**Source records:**
===============

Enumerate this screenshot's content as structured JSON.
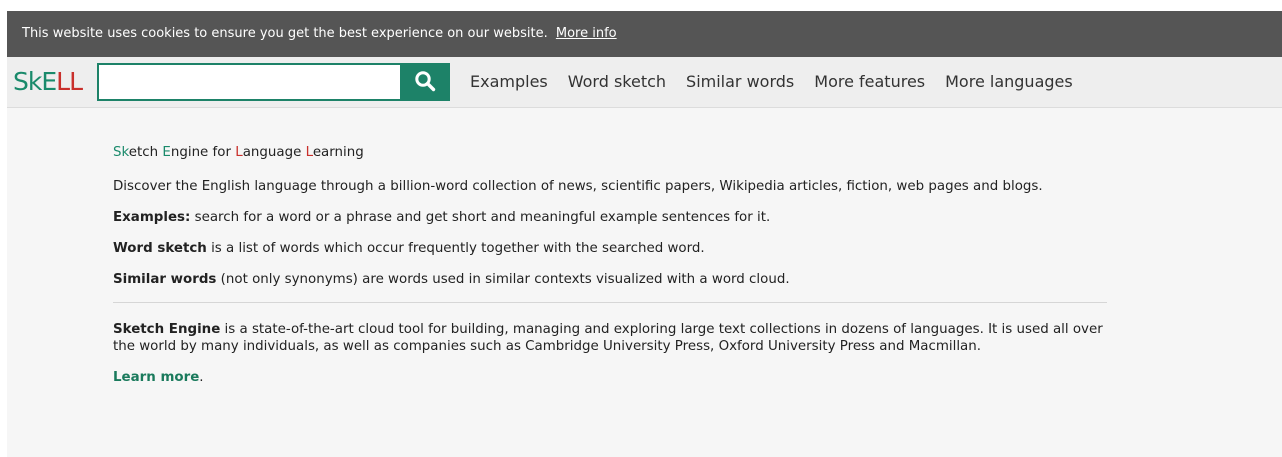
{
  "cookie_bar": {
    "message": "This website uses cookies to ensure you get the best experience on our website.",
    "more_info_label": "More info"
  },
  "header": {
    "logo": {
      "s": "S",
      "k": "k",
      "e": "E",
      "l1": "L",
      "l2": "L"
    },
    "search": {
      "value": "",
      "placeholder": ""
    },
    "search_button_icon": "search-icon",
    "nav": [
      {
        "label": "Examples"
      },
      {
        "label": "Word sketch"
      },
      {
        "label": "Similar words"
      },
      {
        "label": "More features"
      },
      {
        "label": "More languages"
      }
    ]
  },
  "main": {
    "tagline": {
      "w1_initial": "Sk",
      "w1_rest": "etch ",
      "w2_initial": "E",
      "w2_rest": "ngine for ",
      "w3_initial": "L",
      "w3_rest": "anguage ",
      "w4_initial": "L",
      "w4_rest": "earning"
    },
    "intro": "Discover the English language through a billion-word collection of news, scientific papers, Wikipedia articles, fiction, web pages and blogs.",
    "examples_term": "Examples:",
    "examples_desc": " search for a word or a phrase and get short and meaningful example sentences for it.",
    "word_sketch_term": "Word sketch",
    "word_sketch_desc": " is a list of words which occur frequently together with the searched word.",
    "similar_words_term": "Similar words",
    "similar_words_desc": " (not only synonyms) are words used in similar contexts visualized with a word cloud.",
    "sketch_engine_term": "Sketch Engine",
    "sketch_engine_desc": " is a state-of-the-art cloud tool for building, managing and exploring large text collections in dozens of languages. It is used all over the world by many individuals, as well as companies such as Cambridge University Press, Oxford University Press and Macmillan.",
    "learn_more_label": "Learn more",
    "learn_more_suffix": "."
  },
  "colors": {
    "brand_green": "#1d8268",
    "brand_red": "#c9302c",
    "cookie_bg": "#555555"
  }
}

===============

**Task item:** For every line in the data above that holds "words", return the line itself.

**Solution for this exercise:**
        "label": "Similar words"
    "word_sketch_desc": " is a list of words which occur frequently together with the searched word.",
    "similar_words_term": "Similar words",
    "similar_words_desc": " (not only synonyms) are words used in similar contexts visualized with a word cloud.",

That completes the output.